The flat and bony Atlantic spotted flounder is one of the most common species of fish in the Mediterranean, and this is partly because it is not of great importance to either the local commercial fishing industry or the foodies that inhabit this area. 

As the name suggests, this flounder is native to the eastern Atlantic, but it is also native to the Mediterranean and it’s here that they are the most plentiful. This carnivorous fish feeds on smaller species, but is also preyed upon by some of the larger predators of the Mediterranean in turn – just part of the cycle of life!

27. Leerfish

One of the largest fish common to the Mediterranean Sea is the leerfish. These massive predators can reach up to nearly 70lbs and five feet in length and are extremely fast, aggressive, and strong.

While you likely won’t see the leerfish on dinner menus, it is a popular catch for sport anglers looking for a challenge. 

You’d be lucky to reel one of these bad boys in during your time in the Mediterranean – though if you’re spending time in the water, you may want to steer clear of them, as they’ve been known to attack divers. 

28. Dusky Grouper

Closely related to the white grouper, the dusky grouper is another one of the most common Mediterranean Sea fish. Unfortunately, due to overfishing of the large males, their numbers have been dwindling – and the dusky grouper has been added to the list of vulnerable species.

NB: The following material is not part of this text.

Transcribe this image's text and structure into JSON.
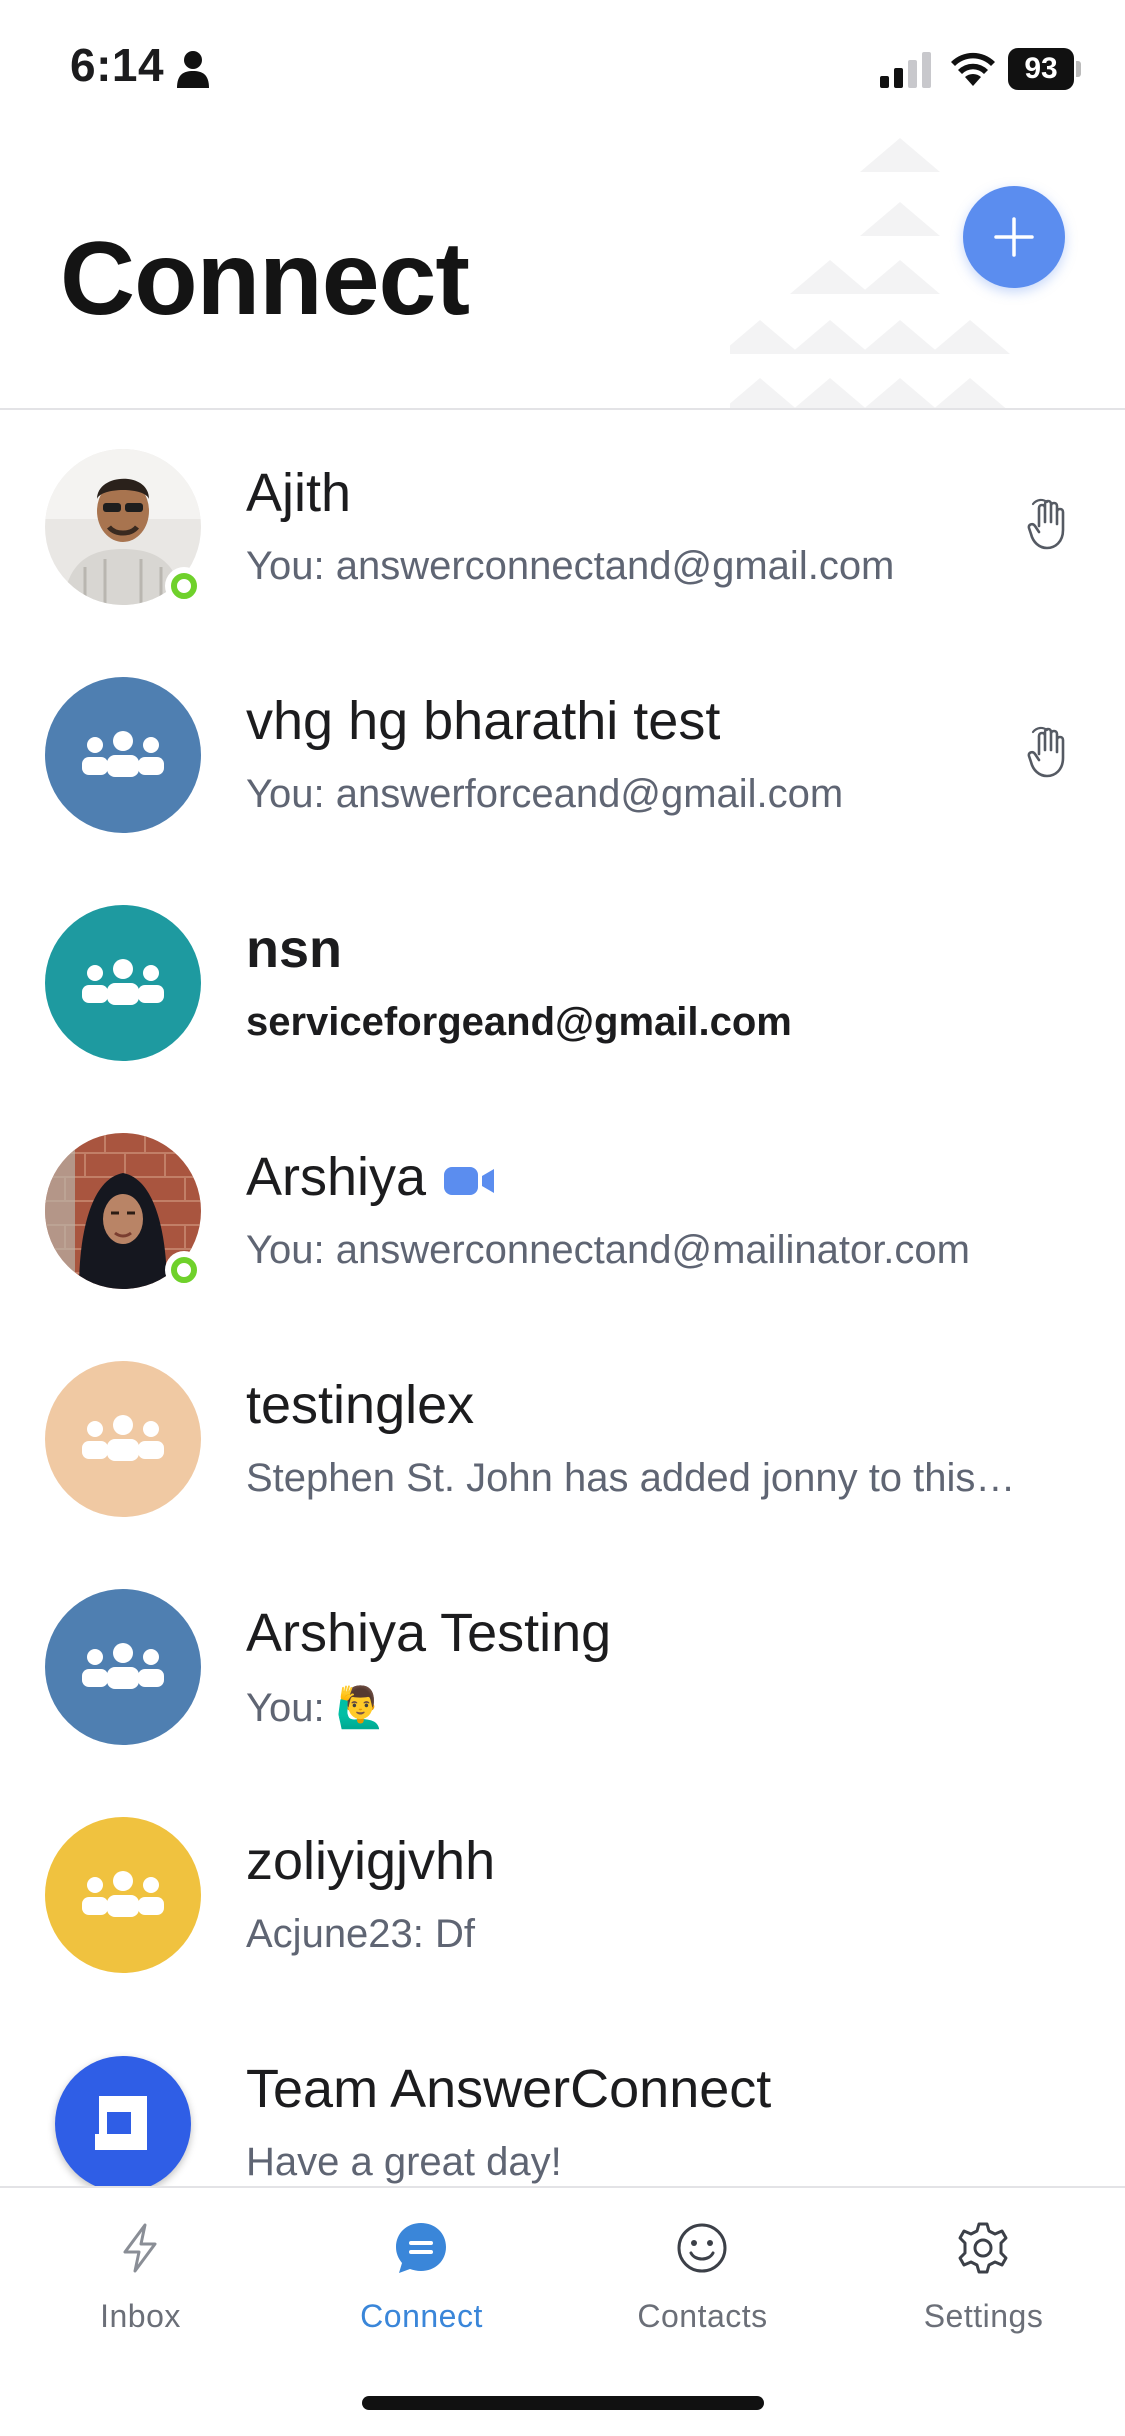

For this reason, it is recommended not to consume this type of fish, though you may be able to see one if you plan on going diving while in the Mediterranean. 

The dusky grouper is both territorial and a bit of an introvert, and you can usually spot them protecting their own section of the coral reef while they hunt for mollusks, crustaceans, octopi, and fish.  

29. Mediterranean Swordfish

Another popular catch amongst sports fishermen is the elusive Mediterranean swordfish, aptly named for its distinctive sword-shaped bill. These are some of the biggest and fastest fish to swim in the Mediterranean, but their numbers have been dwindling in recent years due to both game and commercial fishing. 

For this reason, we recommend leaving these incredible creatures alone so that they can replenish their population and once again be one of the most common Mediterranean Sea fish species. 

30. Bluefin Tuna

Just like the Mediterranean swordfish and the dusky grouper, the bluefin tuna was once one of the most common fish in the Mediterranean, but due to overfishing, it has been placed on the endangered species list.

These massive creatures have actually gone completely extinct in the Black Sea – so conservation efforts are in full swing to save this species from disappearing entirely. 

The bluefin tuna is known for its incredible size and has been a beloved food source for humans and dolphins alike for centuries. Needless to say, if we want to continue to enjoy this rare fish, we’ll need to avoid it for the foreseeable future so that their numbers can once again flourish.